"24 is no big deal...its sorta like an in-between number that is a stepping stone to 25...now THAT is a number...25 is cool."
My strength and courage, came from my Mom.
I’ll never forget that fateful day.
When my sister, Mom and me heard the doctor said, we have bad news, the tests are in.
I suddenly lost my happy grin. My beautiful Mom had breast cancer.
A year ago I blogged on Mothers Day weekend while my family was driving in from Toronto to be a part of our daughter's college graduation. We had a magical weekend together and since then our son has also graduated from college and now one lives in Romania and the other in Canada. I guess we are now the preverbial empty nesters which all my friends and family warned me would be awful but I have to be honest...I kinda like it.
It's the first day of May and it finally feels like spring here in The Pink Cart's hometown of Grand Rapids, Michigan.The sun is out, grass is growing, trees are budding and all the neighbors are out tending to their gardens. People are planting their seeds and making plans for the beautiful flowers, herbs, vegetables and shrubs that will come to life later in the Summer.
My story started in 1996 when I was 34 years old. My mother was diagnosed with Breast Cancer. I asked my doctor to please order mammograms for me since my mother had ductal carcinoma in situ. Every year I had a mammogram whether I had to pay for it or not. In January 2004 when I had just turned 40 and bought my first house 90 miles away from my doctor, I went for one last mammogram in my hometown. Most years I had to go back for repeat mammograms due to my dense breast tissue so this year I jokingly said to the tech to make sure she got a good picture because it would be an hour and a half to drive each way for a repeat. Well as with previous years I got the letter saying I needed a repeat, GROAN, so I took time off from work went to have it done. They looked at results and sent me over to the local hospital for an ultrasound. I was thinking at this time "Oooh, this is not good". I went for an ultrasound and the tech left me on the table to get the radiologist. The frown on her face told the story.

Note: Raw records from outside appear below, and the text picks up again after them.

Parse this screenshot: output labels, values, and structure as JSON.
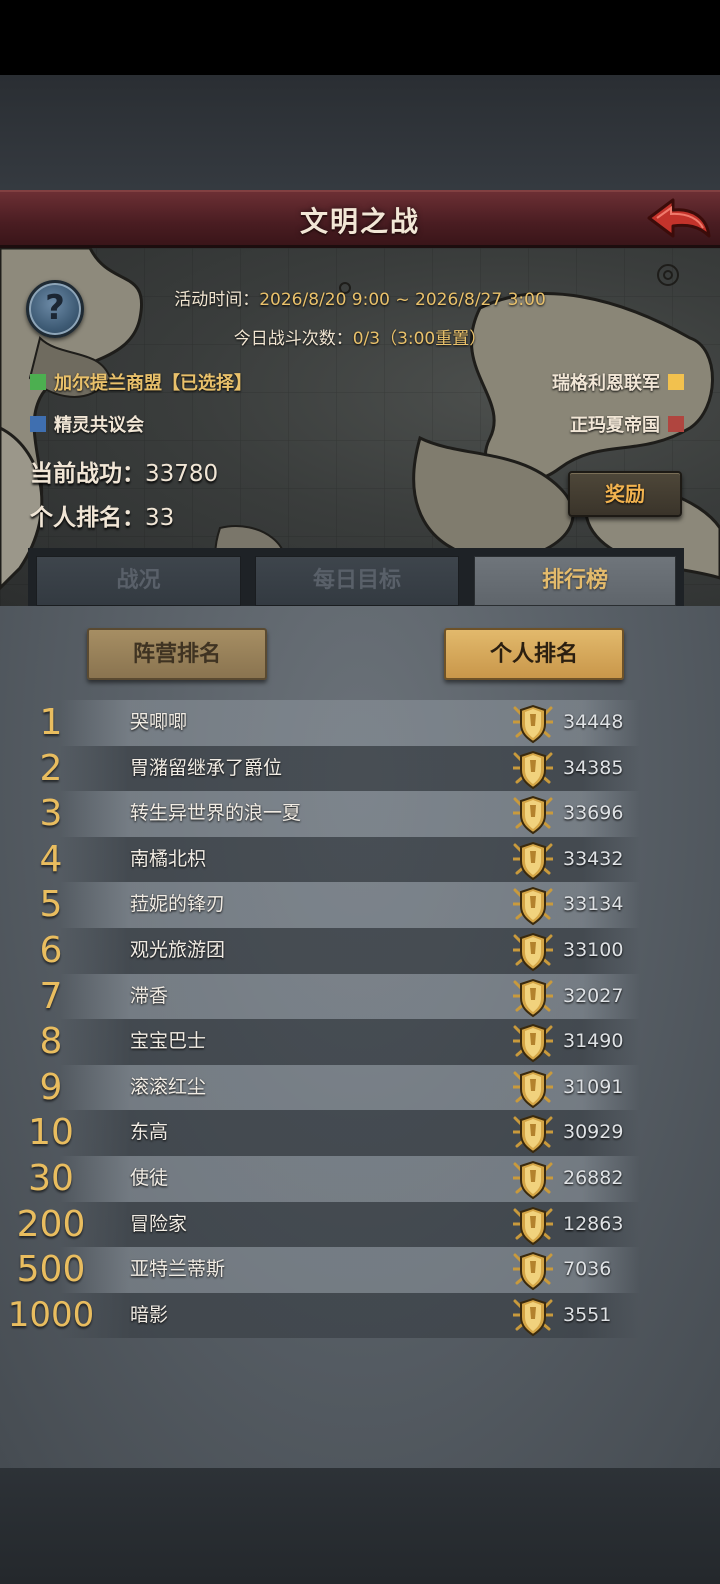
{
  "title": "文明之战",
  "back_icon": "back-arrow-icon",
  "help_glyph": "?",
  "event_time": {
    "label": "活动时间：",
    "value": "2026/8/20 9:00 ~ 2026/8/27 3:00"
  },
  "battle_count": {
    "label": "今日战斗次数：",
    "value": "0/3（3:00",
    "suffix": "重置）"
  },
  "factions": [
    {
      "name": "加尔提兰商盟【已选择】",
      "color": "#4caf50",
      "text_color": "#e9c16b"
    },
    {
      "name": "瑞格利恩联军",
      "color": "#f2c14e",
      "text_color": "#f1e6d6"
    },
    {
      "name": "精灵共议会",
      "color": "#3f6fb0",
      "text_color": "#f1e6d6"
    },
    {
      "name": "正玛夏帝国",
      "color": "#b0453f",
      "text_color": "#f1e6d6"
    }
  ],
  "stats": {
    "merit_label": "当前战功：",
    "merit_value": "33780",
    "rank_label": "个人排名：",
    "rank_value": "33"
  },
  "reward_button": "奖励",
  "tabs": [
    {
      "label": "战况",
      "active": false
    },
    {
      "label": "每日目标",
      "active": false
    },
    {
      "label": "排行榜",
      "active": true
    }
  ],
  "rank_tabs": {
    "faction": "阵营排名",
    "personal": "个人排名"
  },
  "leaderboard": [
    {
      "rank": "1",
      "name": "哭唧唧",
      "score": "34448"
    },
    {
      "rank": "2",
      "name": "胃潴留继承了爵位",
      "score": "34385"
    },
    {
      "rank": "3",
      "name": "转生异世界的浪一夏",
      "score": "33696"
    },
    {
      "rank": "4",
      "name": "南橘北枳",
      "score": "33432"
    },
    {
      "rank": "5",
      "name": "菈妮的锋刃",
      "score": "33134"
    },
    {
      "rank": "6",
      "name": "观光旅游团",
      "score": "33100"
    },
    {
      "rank": "7",
      "name": "滞香",
      "score": "32027"
    },
    {
      "rank": "8",
      "name": "宝宝巴士",
      "score": "31490"
    },
    {
      "rank": "9",
      "name": "滚滚红尘",
      "score": "31091"
    },
    {
      "rank": "10",
      "name": "东高",
      "score": "30929"
    },
    {
      "rank": "30",
      "name": "使徒",
      "score": "26882"
    },
    {
      "rank": "200",
      "name": "冒险家",
      "score": "12863"
    },
    {
      "rank": "500",
      "name": "亚特兰蒂斯",
      "score": "7036"
    },
    {
      "rank": "1000",
      "name": "暗影",
      "score": "3551"
    }
  ],
  "medal_icon": "gold-shield-medal-icon"
}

Two weeks ago I wrote a blog about the frustration I am sensing from our friends on Facebook who are trying to figure out how they can get Pink Carts on their curb. Some people have haulers who are non-responsive or uninterested in doing something new. Some people can't order a Pink Cart online because the shipping is too expensive, despite our efforts to bring the price down. Others want to start petitions and have campaigned to their City Councils but haven't been able to show enough support from their neighbors and community members to bring Pink Carts to their curbs.